What you have to do »
Pull every line from the records that has the word "statistics" in it.

Given data »
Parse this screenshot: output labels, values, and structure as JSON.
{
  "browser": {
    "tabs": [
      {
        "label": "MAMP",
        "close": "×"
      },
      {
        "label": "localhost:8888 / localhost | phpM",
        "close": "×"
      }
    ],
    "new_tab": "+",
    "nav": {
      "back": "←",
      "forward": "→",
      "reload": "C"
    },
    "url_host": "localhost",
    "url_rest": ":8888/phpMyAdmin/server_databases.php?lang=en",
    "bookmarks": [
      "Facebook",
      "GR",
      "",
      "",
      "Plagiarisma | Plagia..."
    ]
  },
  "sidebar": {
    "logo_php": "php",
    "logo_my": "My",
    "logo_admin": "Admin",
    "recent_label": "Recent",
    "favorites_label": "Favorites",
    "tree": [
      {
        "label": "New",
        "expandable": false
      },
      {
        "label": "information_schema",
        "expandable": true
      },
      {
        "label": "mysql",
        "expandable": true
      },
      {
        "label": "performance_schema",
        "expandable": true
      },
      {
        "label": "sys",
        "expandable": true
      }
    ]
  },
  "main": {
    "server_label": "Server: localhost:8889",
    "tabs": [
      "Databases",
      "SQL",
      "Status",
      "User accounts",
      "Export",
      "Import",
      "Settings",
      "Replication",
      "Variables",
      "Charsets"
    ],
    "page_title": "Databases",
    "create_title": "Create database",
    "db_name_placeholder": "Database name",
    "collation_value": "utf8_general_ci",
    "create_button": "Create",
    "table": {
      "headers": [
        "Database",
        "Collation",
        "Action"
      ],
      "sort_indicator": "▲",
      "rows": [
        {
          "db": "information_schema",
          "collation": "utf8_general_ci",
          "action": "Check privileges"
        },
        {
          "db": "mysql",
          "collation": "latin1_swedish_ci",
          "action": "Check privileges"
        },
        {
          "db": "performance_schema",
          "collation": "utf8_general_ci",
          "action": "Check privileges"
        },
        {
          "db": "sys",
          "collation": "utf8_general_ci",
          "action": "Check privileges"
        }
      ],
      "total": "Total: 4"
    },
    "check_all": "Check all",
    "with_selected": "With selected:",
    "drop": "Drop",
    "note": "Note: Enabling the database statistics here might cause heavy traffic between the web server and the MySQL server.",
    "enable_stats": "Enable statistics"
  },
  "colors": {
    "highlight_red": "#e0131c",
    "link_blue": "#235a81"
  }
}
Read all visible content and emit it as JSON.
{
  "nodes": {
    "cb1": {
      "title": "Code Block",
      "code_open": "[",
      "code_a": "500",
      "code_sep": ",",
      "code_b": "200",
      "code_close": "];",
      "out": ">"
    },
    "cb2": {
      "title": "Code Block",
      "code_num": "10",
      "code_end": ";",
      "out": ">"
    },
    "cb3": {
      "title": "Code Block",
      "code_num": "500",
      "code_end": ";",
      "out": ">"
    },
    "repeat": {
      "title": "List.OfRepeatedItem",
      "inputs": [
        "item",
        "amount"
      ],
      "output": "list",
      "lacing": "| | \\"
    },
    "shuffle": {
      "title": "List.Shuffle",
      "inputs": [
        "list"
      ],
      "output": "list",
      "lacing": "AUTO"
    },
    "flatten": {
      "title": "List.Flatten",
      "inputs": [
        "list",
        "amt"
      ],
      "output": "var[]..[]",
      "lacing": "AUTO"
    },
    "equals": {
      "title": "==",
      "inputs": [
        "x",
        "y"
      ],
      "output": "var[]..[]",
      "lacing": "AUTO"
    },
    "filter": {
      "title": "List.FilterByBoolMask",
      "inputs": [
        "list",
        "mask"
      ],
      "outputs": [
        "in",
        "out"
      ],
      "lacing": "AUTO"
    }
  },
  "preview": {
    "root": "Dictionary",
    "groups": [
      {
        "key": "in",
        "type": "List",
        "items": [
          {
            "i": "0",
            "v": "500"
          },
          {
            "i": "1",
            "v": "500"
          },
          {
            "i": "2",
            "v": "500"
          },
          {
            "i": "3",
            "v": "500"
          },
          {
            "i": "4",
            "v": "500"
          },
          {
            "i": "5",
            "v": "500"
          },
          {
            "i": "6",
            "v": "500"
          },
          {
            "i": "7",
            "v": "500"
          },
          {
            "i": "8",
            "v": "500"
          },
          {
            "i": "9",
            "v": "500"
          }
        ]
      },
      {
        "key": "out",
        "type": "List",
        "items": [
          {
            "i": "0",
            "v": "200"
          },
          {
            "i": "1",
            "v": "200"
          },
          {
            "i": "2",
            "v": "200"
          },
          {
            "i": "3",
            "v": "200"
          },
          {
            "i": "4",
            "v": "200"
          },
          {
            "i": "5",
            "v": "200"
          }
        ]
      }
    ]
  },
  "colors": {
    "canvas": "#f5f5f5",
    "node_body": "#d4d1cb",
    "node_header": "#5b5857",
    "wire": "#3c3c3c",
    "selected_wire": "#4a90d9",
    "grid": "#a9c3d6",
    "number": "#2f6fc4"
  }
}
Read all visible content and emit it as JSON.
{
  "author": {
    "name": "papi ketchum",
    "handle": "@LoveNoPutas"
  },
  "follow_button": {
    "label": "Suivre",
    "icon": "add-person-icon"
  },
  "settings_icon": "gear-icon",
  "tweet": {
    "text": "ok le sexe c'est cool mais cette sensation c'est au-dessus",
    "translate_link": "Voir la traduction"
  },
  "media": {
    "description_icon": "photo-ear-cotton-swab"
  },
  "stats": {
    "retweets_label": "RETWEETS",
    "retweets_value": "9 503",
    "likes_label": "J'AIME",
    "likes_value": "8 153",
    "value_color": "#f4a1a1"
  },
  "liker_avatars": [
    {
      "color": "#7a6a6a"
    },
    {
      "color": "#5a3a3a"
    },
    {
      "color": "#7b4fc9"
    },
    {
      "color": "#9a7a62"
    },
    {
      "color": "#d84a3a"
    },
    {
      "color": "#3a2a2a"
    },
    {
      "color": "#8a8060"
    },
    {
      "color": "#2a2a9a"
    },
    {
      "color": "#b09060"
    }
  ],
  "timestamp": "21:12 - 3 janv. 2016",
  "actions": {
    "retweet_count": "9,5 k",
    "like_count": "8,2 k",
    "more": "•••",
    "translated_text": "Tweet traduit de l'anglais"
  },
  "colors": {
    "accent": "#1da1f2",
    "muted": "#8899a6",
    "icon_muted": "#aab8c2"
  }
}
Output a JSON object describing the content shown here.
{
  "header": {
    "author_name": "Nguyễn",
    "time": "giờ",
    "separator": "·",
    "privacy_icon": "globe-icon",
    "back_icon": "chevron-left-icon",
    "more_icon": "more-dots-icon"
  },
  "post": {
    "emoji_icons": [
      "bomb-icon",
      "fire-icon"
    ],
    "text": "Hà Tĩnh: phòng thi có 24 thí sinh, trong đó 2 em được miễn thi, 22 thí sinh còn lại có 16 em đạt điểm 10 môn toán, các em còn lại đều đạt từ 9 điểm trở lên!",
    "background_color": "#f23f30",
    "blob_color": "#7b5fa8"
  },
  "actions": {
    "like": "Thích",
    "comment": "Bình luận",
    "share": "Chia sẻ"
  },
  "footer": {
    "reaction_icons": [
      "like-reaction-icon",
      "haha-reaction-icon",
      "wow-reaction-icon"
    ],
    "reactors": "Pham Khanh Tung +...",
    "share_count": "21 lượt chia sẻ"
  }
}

Output for this task »
    "note": "Note: Enabling the database statistics here might cause heavy traffic between the web server and the MySQL server.",
    "enable_stats": "Enable statistics"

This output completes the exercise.